Dataset rows for apps and sites:
═══
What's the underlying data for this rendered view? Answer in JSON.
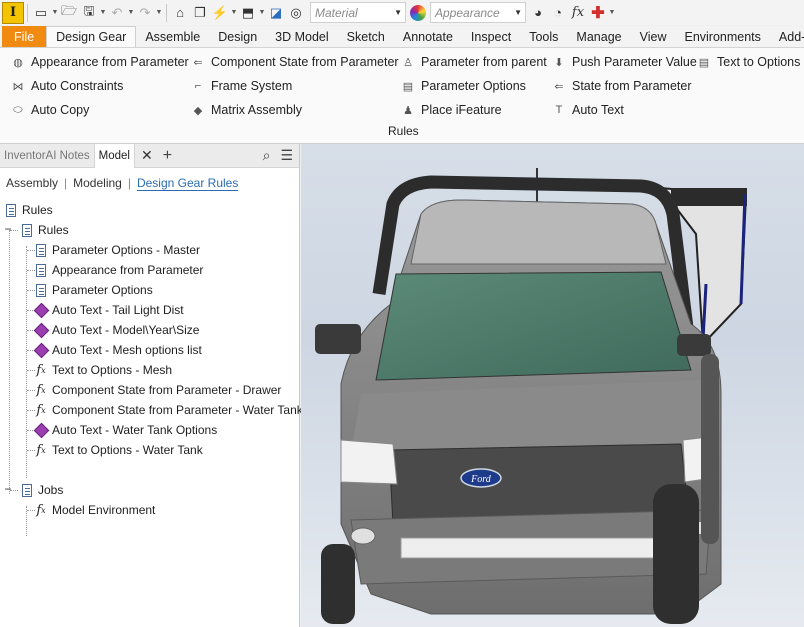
{
  "qat": {
    "app_logo": "I",
    "material_placeholder": "Material",
    "appearance_placeholder": "Appearance"
  },
  "tabs": [
    "File",
    "Design Gear",
    "Assemble",
    "Design",
    "3D Model",
    "Sketch",
    "Annotate",
    "Inspect",
    "Tools",
    "Manage",
    "View",
    "Environments",
    "Add-In"
  ],
  "ribbon": {
    "col1": [
      "Appearance from Parameter",
      "Auto Constraints",
      "Auto Copy"
    ],
    "col2": [
      "Component State from Parameter",
      "Frame System",
      "Matrix Assembly"
    ],
    "col3": [
      "Parameter from parent",
      "Parameter Options",
      "Place iFeature"
    ],
    "col4": [
      "Push Parameter Value",
      "State from Parameter",
      "Auto Text"
    ],
    "col5": [
      "Text to Options"
    ],
    "panel_title": "Rules"
  },
  "browser": {
    "tabs": [
      "InventorAI Notes",
      "Model"
    ],
    "filters": [
      "Assembly",
      "Modeling",
      "Design Gear Rules"
    ],
    "tree": {
      "root": "Rules",
      "rules_group": "Rules",
      "rules": [
        {
          "label": "Parameter Options - Master",
          "icon": "doc"
        },
        {
          "label": "Appearance from Parameter",
          "icon": "doc"
        },
        {
          "label": "Parameter Options",
          "icon": "doc"
        },
        {
          "label": "Auto Text - Tail Light Dist",
          "icon": "diamond"
        },
        {
          "label": "Auto Text - Model\\Year\\Size",
          "icon": "diamond"
        },
        {
          "label": "Auto Text - Mesh options list",
          "icon": "diamond"
        },
        {
          "label": "Text to Options - Mesh",
          "icon": "fx"
        },
        {
          "label": "Component State from Parameter - Drawer",
          "icon": "fx"
        },
        {
          "label": "Component State from Parameter - Water Tank",
          "icon": "fx"
        },
        {
          "label": "Auto Text - Water Tank Options",
          "icon": "diamond"
        },
        {
          "label": "Text to Options - Water Tank",
          "icon": "fx"
        }
      ],
      "jobs_group": "Jobs",
      "jobs": [
        {
          "label": "Model Environment",
          "icon": "fx"
        }
      ]
    }
  },
  "viewport": {
    "badge_text": "Ford"
  }
}
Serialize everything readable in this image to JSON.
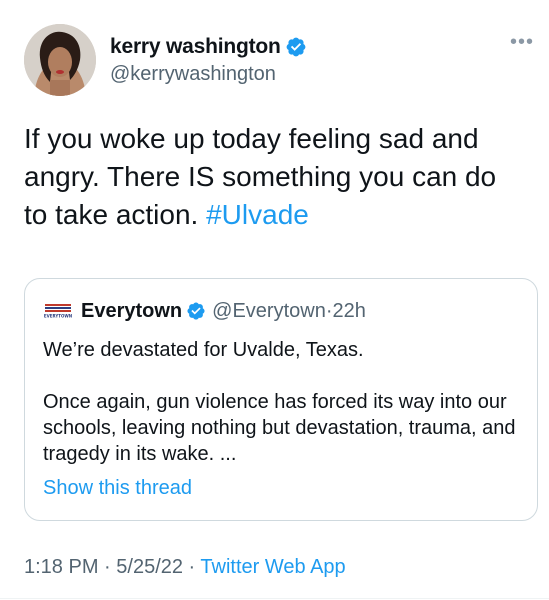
{
  "author": {
    "display_name": "kerry washington",
    "handle": "@kerrywashington",
    "verified": true
  },
  "more_icon": "more-options-icon",
  "tweet": {
    "text": "If you woke up today feeling sad and angry. There IS something you can do to take action. ",
    "hashtag": "#Ulvade"
  },
  "quoted_tweet": {
    "display_name": "Everytown",
    "handle": "@Everytown",
    "separator": "·",
    "time_ago": "22h",
    "paragraph_1": "We’re devastated for Uvalde, Texas.",
    "paragraph_2": "Once again, gun violence has forced its way into our schools, leaving nothing but devastation, trauma, and tragedy in its wake. ...",
    "show_thread": "Show this thread",
    "avatar_text": "EVERYTOWN"
  },
  "footer": {
    "time": "1:18 PM",
    "dot_1": " · ",
    "date": "5/25/22",
    "dot_2": " · ",
    "app": "Twitter Web App"
  },
  "colors": {
    "accent": "#1d9bf0",
    "text": "#0f1419",
    "secondary": "#536471",
    "border": "#cfd9de"
  }
}
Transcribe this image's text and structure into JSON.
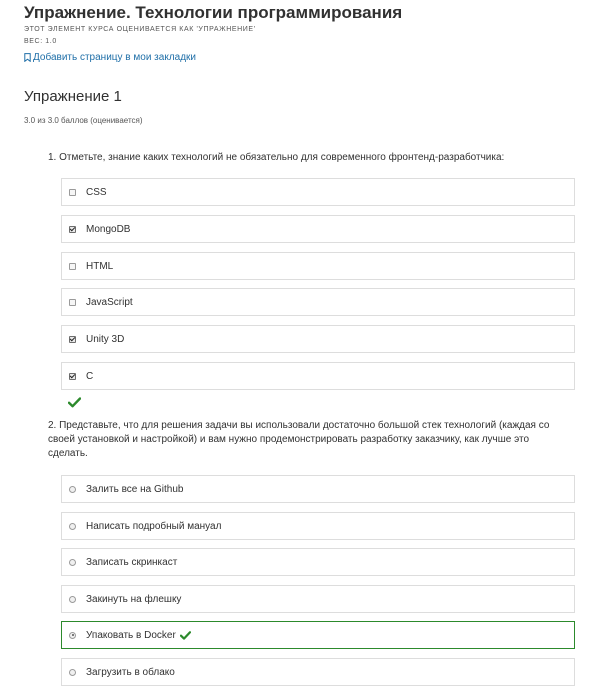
{
  "header": {
    "title": "Упражнение. Технологии программирования",
    "subtitle": "ЭТОТ ЭЛЕМЕНТ КУРСА ОЦЕНИВАЕТСЯ КАК 'УПРАЖНЕНИЕ'",
    "weight": "ВЕС: 1.0",
    "bookmark_label": "Добавить страницу в мои закладки"
  },
  "problem": {
    "title": "Упражнение 1",
    "score": "3.0 из 3.0 баллов (оценивается)"
  },
  "questions": [
    {
      "text": "1. Отметьте, знание каких технологий не обязательно для современного фронтенд-разработчика:",
      "options": [
        {
          "label": "CSS",
          "checked": false
        },
        {
          "label": "MongoDB",
          "checked": true
        },
        {
          "label": "HTML",
          "checked": false
        },
        {
          "label": "JavaScript",
          "checked": false
        },
        {
          "label": "Unity 3D",
          "checked": true
        },
        {
          "label": "C",
          "checked": true
        }
      ]
    },
    {
      "text": "2. Представьте, что для решения задачи вы использовали достаточно большой стек технологий (каждая со своей установкой и настройкой) и вам нужно продемонстрировать разработку заказчику, как лучше это сделать.",
      "options": [
        {
          "label": "Залить все на Github",
          "checked": false
        },
        {
          "label": "Написать подробный мануал",
          "checked": false
        },
        {
          "label": "Записать скринкаст",
          "checked": false
        },
        {
          "label": "Закинуть на флешку",
          "checked": false
        },
        {
          "label": "Упаковать в Docker",
          "checked": true
        },
        {
          "label": "Загрузить в облако",
          "checked": false
        }
      ]
    }
  ],
  "colors": {
    "accent_link": "#1f6fa8",
    "correct": "#2c8a2c",
    "border": "#dddddd"
  }
}
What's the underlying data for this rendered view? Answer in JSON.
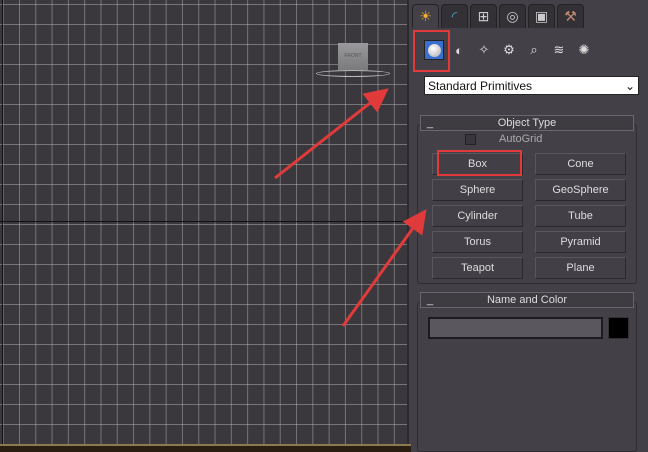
{
  "viewport": {
    "viewcube_label": "FRONT"
  },
  "tabs": [
    {
      "name": "create",
      "icon": "☀"
    },
    {
      "name": "modify",
      "icon": "◜"
    },
    {
      "name": "hierarchy",
      "icon": "⊞"
    },
    {
      "name": "motion",
      "icon": "◎"
    },
    {
      "name": "display",
      "icon": "▣"
    },
    {
      "name": "utilities",
      "icon": "⚒"
    }
  ],
  "subcategories": [
    {
      "name": "geometry",
      "icon": ""
    },
    {
      "name": "shapes",
      "icon": "◐"
    },
    {
      "name": "lights",
      "icon": "✧"
    },
    {
      "name": "cameras",
      "icon": "⚙"
    },
    {
      "name": "helpers",
      "icon": "⌕"
    },
    {
      "name": "space-warps",
      "icon": "≋"
    },
    {
      "name": "systems",
      "icon": "✺"
    }
  ],
  "dropdown": {
    "value": "Standard Primitives",
    "arrow": "⌄"
  },
  "object_type": {
    "title": "Object Type",
    "collapse": "_",
    "autogrid": "AutoGrid",
    "buttons": [
      "Box",
      "Cone",
      "Sphere",
      "GeoSphere",
      "Cylinder",
      "Tube",
      "Torus",
      "Pyramid",
      "Teapot",
      "Plane"
    ]
  },
  "name_color": {
    "title": "Name and Color",
    "collapse": "_",
    "name_value": "",
    "color": "#000000"
  },
  "annotation_color": "#e03a3a"
}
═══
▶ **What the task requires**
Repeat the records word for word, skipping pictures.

▶ **Task solution**
What's the underlying data for this rendered view? Answer in JSON.
{
  "qat": {
    "app_logo": "I",
    "material_placeholder": "Material",
    "appearance_placeholder": "Appearance"
  },
  "tabs": [
    "File",
    "Design Gear",
    "Assemble",
    "Design",
    "3D Model",
    "Sketch",
    "Annotate",
    "Inspect",
    "Tools",
    "Manage",
    "View",
    "Environments",
    "Add-In"
  ],
  "ribbon": {
    "col1": [
      "Appearance from Parameter",
      "Auto Constraints",
      "Auto Copy"
    ],
    "col2": [
      "Component State from Parameter",
      "Frame System",
      "Matrix Assembly"
    ],
    "col3": [
      "Parameter from parent",
      "Parameter Options",
      "Place iFeature"
    ],
    "col4": [
      "Push Parameter Value",
      "State from Parameter",
      "Auto Text"
    ],
    "col5": [
      "Text to Options"
    ],
    "panel_title": "Rules"
  },
  "browser": {
    "tabs": [
      "InventorAI Notes",
      "Model"
    ],
    "filters": [
      "Assembly",
      "Modeling",
      "Design Gear Rules"
    ],
    "tree": {
      "root": "Rules",
      "rules_group": "Rules",
      "rules": [
        {
          "label": "Parameter Options - Master",
          "icon": "doc"
        },
        {
          "label": "Appearance from Parameter",
          "icon": "doc"
        },
        {
          "label": "Parameter Options",
          "icon": "doc"
        },
        {
          "label": "Auto Text - Tail Light Dist",
          "icon": "diamond"
        },
        {
          "label": "Auto Text - Model\\Year\\Size",
          "icon": "diamond"
        },
        {
          "label": "Auto Text - Mesh options list",
          "icon": "diamond"
        },
        {
          "label": "Text to Options - Mesh",
          "icon": "fx"
        },
        {
          "label": "Component State from Parameter - Drawer",
          "icon": "fx"
        },
        {
          "label": "Component State from Parameter - Water Tank",
          "icon": "fx"
        },
        {
          "label": "Auto Text - Water Tank Options",
          "icon": "diamond"
        },
        {
          "label": "Text to Options - Water Tank",
          "icon": "fx"
        }
      ],
      "jobs_group": "Jobs",
      "jobs": [
        {
          "label": "Model Environment",
          "icon": "fx"
        }
      ]
    }
  },
  "viewport": {
    "badge_text": "Ford"
  }
}
Serialize everything readable in this image to JSON.
{
  "author": {
    "display_name": "kerry washington",
    "handle": "@kerrywashington",
    "verified": true
  },
  "more_icon": "more-options-icon",
  "tweet": {
    "text": "If you woke up today feeling sad and angry. There IS something you can do to take action. ",
    "hashtag": "#Ulvade"
  },
  "quoted_tweet": {
    "display_name": "Everytown",
    "handle": "@Everytown",
    "separator": "·",
    "time_ago": "22h",
    "paragraph_1": "We’re devastated for Uvalde, Texas.",
    "paragraph_2": "Once again, gun violence has forced its way into our schools, leaving nothing but devastation, trauma, and tragedy in its wake. ...",
    "show_thread": "Show this thread",
    "avatar_text": "EVERYTOWN"
  },
  "footer": {
    "time": "1:18 PM",
    "dot_1": " · ",
    "date": "5/25/22",
    "dot_2": " · ",
    "app": "Twitter Web App"
  },
  "colors": {
    "accent": "#1d9bf0",
    "text": "#0f1419",
    "secondary": "#536471",
    "border": "#cfd9de"
  }
}
Transcribe this image's text and structure into JSON.
{
  "header": {
    "title": "Упражнение. Технологии программирования",
    "subtitle": "ЭТОТ ЭЛЕМЕНТ КУРСА ОЦЕНИВАЕТСЯ КАК 'УПРАЖНЕНИЕ'",
    "weight": "ВЕС: 1.0",
    "bookmark_label": "Добавить страницу в мои закладки"
  },
  "problem": {
    "title": "Упражнение 1",
    "score": "3.0 из 3.0 баллов (оценивается)"
  },
  "questions": [
    {
      "text": "1. Отметьте, знание каких технологий не обязательно для современного фронтенд-разработчика:",
      "options": [
        {
          "label": "CSS",
          "checked": false
        },
        {
          "label": "MongoDB",
          "checked": true
        },
        {
          "label": "HTML",
          "checked": false
        },
        {
          "label": "JavaScript",
          "checked": false
        },
        {
          "label": "Unity 3D",
          "checked": true
        },
        {
          "label": "C",
          "checked": true
        }
      ]
    },
    {
      "text": "2. Представьте, что для решения задачи вы использовали достаточно большой стек технологий (каждая со своей установкой и настройкой) и вам нужно продемонстрировать разработку заказчику, как лучше это сделать.",
      "options": [
        {
          "label": "Залить все на Github",
          "checked": false
        },
        {
          "label": "Написать подробный мануал",
          "checked": false
        },
        {
          "label": "Записать скринкаст",
          "checked": false
        },
        {
          "label": "Закинуть на флешку",
          "checked": false
        },
        {
          "label": "Упаковать в Docker",
          "checked": true
        },
        {
          "label": "Загрузить в облако",
          "checked": false
        }
      ]
    }
  ],
  "colors": {
    "accent_link": "#1f6fa8",
    "correct": "#2c8a2c",
    "border": "#dddddd"
  }
}
What's the underlying data for this rendered view? Answer in JSON.
{
  "viewport": {
    "viewcube_label": "FRONT"
  },
  "tabs": [
    {
      "name": "create",
      "icon": "☀"
    },
    {
      "name": "modify",
      "icon": "◜"
    },
    {
      "name": "hierarchy",
      "icon": "⊞"
    },
    {
      "name": "motion",
      "icon": "◎"
    },
    {
      "name": "display",
      "icon": "▣"
    },
    {
      "name": "utilities",
      "icon": "⚒"
    }
  ],
  "subcategories": [
    {
      "name": "geometry",
      "icon": ""
    },
    {
      "name": "shapes",
      "icon": "◐"
    },
    {
      "name": "lights",
      "icon": "✧"
    },
    {
      "name": "cameras",
      "icon": "⚙"
    },
    {
      "name": "helpers",
      "icon": "⌕"
    },
    {
      "name": "space-warps",
      "icon": "≋"
    },
    {
      "name": "systems",
      "icon": "✺"
    }
  ],
  "dropdown": {
    "value": "Standard Primitives",
    "arrow": "⌄"
  },
  "object_type": {
    "title": "Object Type",
    "collapse": "_",
    "autogrid": "AutoGrid",
    "buttons": [
      "Box",
      "Cone",
      "Sphere",
      "GeoSphere",
      "Cylinder",
      "Tube",
      "Torus",
      "Pyramid",
      "Teapot",
      "Plane"
    ]
  },
  "name_color": {
    "title": "Name and Color",
    "collapse": "_",
    "name_value": "",
    "color": "#000000"
  },
  "annotation_color": "#e03a3a"
}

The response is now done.